A: “Before this I was working in talent experience at a design firm in San Francisco. I would explain that in more detail if I didn’t think it would bore you. There is almost no overlap in duties between that career and this one unless you include my unpaid side-gigs which were writing for my blog, helping my friends with creative projects and vigorously reading the internet….I’ve been obsessed with Man Repeller since 2011, but it wasn’t until 2014 when I decided to get less hypothetical about ~following my dreamz~ that I even let the idea of contributing enter my field of vision. Fast track to earlier this year, after several attempts (and failures!) to contact MR, when I found myself on an email chain with Leandra and Amelia (via my friend, angel and writer Carlye Wisel). I sent them a bunch of my writing and a cheesy powerpoint deck and then hyperventilated for a few minutes. When Leandra eventually offered me the gig I quit my job and moved across the country. I’m an indecisive overthinker and I’ve never had to consider something less.” (4)

Convinced yet that your gut instincts might know more than your Netflix recommender? I hope so…and hope more people might consider that in our data saturated world, the ability to cultivate a sense of taste may in fact become one of our greatest points of difference between humans and cyborgs…….. but then again, maybe I’m just paranoid.

Sources:

“An Algorithm Isn’t Always the Answer,” The New York Times, 11/24/17 https://www.nytimes.com/2017/11/24/opinion/sunday/holidays-gifts-algorithms-online-dating.html

Slaughterhouse 90210, by Maris Kreizman via “Culture Talks To Culture In ‘Slaughterhouse 90210’,” NPR, 10/07/15 https://www.npr.org/sections/monkeysee/2015/10/07/446576801/culture-talks-to-culture-in-slaughterhouse-90210

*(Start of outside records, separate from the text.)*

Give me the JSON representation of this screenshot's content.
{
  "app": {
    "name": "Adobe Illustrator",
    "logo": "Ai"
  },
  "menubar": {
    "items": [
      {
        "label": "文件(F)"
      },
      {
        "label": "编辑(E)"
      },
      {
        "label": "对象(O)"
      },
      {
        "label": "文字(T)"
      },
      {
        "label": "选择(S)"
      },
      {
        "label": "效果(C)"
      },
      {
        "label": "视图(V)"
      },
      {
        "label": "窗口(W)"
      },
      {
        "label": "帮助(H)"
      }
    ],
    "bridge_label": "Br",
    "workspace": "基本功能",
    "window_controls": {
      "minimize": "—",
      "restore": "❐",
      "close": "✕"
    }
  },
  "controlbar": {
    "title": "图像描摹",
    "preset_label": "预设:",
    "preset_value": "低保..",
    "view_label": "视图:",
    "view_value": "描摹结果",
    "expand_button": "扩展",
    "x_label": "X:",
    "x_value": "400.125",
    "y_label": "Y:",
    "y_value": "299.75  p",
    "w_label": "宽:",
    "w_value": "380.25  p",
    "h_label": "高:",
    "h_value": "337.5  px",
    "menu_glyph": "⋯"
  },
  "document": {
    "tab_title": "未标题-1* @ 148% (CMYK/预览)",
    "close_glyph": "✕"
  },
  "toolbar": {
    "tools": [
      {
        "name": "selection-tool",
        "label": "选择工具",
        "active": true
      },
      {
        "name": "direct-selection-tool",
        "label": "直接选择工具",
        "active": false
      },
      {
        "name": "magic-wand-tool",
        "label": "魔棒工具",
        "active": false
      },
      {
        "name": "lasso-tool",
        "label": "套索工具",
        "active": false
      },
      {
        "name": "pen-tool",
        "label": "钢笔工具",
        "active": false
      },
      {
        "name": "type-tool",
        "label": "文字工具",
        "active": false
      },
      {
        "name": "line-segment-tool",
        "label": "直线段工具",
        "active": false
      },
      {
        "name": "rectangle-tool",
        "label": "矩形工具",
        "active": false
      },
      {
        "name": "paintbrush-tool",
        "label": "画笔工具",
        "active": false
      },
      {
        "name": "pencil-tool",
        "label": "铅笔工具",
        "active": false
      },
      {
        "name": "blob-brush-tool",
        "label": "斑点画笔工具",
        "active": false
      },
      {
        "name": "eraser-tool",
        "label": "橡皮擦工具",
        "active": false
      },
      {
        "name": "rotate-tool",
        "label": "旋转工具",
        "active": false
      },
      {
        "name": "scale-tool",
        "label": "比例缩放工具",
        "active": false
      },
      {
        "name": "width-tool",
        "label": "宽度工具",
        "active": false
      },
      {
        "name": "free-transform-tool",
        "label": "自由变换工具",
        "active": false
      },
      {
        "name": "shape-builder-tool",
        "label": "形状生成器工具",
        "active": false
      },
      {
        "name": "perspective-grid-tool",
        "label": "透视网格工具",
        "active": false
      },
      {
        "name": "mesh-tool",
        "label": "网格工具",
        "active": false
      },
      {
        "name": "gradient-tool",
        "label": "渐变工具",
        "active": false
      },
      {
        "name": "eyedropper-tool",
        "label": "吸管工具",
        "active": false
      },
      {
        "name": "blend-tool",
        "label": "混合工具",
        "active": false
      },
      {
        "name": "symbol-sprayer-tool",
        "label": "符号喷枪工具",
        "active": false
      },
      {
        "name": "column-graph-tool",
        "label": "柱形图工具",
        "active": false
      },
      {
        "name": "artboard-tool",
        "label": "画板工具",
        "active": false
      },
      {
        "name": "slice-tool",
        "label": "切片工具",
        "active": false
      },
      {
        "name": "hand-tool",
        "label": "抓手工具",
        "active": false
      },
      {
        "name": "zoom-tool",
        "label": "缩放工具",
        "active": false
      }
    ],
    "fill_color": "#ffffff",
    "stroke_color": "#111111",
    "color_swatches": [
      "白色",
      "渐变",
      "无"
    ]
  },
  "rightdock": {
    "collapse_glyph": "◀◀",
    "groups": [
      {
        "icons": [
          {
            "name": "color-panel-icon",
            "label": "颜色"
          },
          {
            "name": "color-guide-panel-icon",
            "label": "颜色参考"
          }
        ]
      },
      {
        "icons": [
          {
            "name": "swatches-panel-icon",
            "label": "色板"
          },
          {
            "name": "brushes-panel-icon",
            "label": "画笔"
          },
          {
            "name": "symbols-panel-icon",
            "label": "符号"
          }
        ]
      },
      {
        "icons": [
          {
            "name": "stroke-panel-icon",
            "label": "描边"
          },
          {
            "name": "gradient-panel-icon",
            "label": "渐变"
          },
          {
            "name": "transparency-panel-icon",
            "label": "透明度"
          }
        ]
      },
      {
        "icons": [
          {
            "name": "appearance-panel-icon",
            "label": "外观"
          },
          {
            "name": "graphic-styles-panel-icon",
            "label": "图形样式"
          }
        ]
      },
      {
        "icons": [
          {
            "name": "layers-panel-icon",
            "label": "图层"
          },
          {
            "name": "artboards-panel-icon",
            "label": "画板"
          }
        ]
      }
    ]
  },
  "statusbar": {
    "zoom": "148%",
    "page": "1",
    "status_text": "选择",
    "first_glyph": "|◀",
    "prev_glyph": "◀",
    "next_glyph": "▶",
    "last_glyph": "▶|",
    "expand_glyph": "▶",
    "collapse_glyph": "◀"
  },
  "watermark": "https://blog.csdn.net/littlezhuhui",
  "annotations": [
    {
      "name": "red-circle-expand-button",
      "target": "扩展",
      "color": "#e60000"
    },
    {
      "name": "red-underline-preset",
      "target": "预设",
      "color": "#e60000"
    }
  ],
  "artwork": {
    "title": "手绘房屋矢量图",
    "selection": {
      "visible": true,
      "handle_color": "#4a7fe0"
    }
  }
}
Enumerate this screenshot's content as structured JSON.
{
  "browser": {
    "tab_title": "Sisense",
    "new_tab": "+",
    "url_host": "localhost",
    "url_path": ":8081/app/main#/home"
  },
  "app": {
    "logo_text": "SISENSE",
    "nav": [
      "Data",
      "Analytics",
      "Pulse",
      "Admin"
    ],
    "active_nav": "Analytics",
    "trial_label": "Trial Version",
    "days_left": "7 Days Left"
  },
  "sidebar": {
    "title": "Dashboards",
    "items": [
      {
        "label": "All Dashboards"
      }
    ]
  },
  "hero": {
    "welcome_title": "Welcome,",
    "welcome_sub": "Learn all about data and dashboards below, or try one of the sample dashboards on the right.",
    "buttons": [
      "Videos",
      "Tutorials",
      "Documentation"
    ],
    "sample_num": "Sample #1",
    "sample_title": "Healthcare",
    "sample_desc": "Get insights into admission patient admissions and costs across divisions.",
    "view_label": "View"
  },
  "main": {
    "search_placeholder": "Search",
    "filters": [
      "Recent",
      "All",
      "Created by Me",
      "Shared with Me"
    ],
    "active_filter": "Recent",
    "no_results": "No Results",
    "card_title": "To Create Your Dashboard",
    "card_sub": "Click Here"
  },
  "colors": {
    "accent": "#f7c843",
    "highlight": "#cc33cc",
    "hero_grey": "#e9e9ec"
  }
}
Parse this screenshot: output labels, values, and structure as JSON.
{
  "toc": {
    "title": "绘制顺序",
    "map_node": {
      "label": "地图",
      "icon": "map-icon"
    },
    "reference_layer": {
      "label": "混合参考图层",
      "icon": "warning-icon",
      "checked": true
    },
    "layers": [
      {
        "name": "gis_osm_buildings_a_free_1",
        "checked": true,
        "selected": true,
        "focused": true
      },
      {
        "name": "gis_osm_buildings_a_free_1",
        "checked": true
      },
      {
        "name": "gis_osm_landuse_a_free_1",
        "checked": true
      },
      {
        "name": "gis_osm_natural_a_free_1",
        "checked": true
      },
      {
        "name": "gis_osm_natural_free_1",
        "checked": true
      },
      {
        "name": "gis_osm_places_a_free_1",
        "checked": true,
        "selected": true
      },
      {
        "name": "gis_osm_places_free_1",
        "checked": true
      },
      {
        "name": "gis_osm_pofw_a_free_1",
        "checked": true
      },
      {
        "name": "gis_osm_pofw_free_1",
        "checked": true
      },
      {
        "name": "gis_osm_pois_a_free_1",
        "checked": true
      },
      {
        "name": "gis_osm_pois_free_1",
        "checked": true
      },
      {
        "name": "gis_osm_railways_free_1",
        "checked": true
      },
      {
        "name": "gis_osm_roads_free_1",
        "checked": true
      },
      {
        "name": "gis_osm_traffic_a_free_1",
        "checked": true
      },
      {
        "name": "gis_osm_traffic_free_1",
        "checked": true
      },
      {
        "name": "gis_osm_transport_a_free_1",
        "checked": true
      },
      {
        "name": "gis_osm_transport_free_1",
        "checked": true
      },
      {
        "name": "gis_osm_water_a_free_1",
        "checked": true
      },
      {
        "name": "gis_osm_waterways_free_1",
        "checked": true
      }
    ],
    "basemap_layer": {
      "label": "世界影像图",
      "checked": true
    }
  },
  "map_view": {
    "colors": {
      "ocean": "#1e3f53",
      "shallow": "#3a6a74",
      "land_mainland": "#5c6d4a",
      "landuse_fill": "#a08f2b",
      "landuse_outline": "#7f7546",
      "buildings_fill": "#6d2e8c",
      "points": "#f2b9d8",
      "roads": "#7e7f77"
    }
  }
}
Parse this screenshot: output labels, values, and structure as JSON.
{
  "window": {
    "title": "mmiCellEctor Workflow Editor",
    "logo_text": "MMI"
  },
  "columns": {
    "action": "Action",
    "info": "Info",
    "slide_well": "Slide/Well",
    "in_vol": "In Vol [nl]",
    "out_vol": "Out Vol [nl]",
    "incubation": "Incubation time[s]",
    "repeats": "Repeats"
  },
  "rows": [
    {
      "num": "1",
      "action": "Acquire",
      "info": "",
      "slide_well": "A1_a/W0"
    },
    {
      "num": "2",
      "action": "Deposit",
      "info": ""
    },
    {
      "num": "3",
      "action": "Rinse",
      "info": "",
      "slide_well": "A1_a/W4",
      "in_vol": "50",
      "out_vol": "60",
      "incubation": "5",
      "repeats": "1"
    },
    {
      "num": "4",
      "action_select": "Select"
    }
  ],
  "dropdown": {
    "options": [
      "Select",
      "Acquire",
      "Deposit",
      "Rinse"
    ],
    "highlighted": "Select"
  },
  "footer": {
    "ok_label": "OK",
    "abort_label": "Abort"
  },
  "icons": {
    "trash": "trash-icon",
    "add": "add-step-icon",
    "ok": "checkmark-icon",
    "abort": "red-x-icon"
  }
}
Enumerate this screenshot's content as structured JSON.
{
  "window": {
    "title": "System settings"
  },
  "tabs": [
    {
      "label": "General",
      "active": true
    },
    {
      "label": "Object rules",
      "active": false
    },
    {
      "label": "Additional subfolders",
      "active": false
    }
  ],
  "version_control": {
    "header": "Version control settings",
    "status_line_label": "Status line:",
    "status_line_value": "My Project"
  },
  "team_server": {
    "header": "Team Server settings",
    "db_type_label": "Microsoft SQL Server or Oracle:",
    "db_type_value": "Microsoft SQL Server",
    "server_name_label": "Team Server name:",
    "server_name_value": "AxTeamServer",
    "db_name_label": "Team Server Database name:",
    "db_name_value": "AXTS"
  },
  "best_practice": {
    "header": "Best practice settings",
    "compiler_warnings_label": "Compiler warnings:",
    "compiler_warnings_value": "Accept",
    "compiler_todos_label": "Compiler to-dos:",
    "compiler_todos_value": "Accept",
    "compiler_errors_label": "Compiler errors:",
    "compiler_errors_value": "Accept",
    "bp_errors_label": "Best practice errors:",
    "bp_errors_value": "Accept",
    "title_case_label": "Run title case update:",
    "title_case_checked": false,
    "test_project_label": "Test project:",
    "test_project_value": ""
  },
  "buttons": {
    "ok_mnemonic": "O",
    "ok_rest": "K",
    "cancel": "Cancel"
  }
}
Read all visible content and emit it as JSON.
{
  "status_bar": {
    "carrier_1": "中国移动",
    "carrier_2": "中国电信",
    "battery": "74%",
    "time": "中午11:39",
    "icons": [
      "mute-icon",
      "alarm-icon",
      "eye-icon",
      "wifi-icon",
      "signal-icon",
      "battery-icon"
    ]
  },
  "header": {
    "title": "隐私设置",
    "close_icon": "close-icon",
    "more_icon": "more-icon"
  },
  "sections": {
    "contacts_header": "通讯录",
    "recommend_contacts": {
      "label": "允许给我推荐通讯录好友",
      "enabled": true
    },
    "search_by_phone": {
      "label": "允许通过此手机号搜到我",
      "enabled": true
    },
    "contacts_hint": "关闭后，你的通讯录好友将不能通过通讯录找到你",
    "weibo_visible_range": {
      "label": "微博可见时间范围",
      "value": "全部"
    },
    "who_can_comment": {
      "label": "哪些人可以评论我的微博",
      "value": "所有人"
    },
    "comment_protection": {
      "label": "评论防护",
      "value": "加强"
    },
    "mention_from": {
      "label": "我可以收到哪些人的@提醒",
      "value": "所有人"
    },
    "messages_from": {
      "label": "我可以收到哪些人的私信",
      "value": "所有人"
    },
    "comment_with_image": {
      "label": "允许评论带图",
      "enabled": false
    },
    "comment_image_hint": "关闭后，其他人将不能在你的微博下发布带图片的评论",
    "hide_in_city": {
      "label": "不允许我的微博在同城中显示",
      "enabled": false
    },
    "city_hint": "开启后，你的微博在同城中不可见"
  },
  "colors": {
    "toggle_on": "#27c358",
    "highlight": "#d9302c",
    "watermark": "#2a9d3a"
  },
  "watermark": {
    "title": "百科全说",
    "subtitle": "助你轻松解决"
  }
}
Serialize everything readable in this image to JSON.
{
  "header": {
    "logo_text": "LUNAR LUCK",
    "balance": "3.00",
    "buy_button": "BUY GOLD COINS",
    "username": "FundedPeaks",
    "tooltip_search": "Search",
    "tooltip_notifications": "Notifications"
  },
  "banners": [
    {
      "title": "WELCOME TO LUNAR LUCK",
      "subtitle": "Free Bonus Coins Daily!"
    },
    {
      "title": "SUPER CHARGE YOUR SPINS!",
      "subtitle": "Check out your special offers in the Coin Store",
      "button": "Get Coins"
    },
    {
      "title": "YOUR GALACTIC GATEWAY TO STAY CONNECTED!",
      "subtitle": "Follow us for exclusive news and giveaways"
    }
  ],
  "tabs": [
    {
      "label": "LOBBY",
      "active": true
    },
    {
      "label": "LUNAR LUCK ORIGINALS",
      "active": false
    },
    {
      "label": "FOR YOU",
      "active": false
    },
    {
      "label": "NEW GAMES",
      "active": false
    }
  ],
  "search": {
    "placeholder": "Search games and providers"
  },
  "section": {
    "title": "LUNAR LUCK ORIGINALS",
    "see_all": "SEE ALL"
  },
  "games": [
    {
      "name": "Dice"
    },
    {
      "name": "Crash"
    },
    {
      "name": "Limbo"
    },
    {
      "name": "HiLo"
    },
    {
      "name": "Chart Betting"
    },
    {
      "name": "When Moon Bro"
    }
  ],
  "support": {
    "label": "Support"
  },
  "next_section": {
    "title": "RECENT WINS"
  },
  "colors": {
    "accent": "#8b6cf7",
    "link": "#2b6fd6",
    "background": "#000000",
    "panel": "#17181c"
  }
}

How Gwyneth Paltrow’s Goop Has Become a Role Model for Other Celebrities, The New York Times, 11/14/14 https://www.nytimes.com/2014/11/16/fashion/how-gwyneth-paltrow-goop-has-become-a-role-model-for-other-celebrities.html

“Get to Know Team MR: Haley, Digital Editor,” Man Repeller, 05/16/16 https://www.manrepeller.com/minor_cogitations/get-to-know-team-mr-haley.html

The Cowboy Cool Collection by Calvin

In the 90’s Calvin Klein became a moneymaker via well branded underwear, but at the end of the day the brand was selling “American cool.” Fast forward to 2018. The label is still selling the same sentiment, it’s just that this time around “cool” comes in the form of cowboy.

If you’re not convinced, trying buying their $1,400, silver-toed boots…a sold-out success. Hypebeast has helped cement the power of Raf Simon’s Wild West vision, asking readers, “Will cowboy boots be fall’s biggest footwear trend?” Maybe. Style thoughtleaders from The New York Times to ASOS urged shoppers to pony up and soon retailers were barely able to keep western wear in stock.

Interestingly, rugged renegade style translates internationally as well. At last year’s Paris Fashion show, “cowboy-boot maker Lucchese crafted signature Western snip-toe boots” with Georgian label, Vehement to much fanfare.

Who knows exactly why The West is suddenly in vogue, but this trend spells like a byproduct of our seemingly insatiable craving for craftsmanship and good ‘ol Americana nostalgia.

Sources:

How Western Wear Turned Into High Fashion, GQ, 03/18

Will Cowboy Boots Be Fall’s Biggest Footwear Trend?, Hyperbeast, 10/17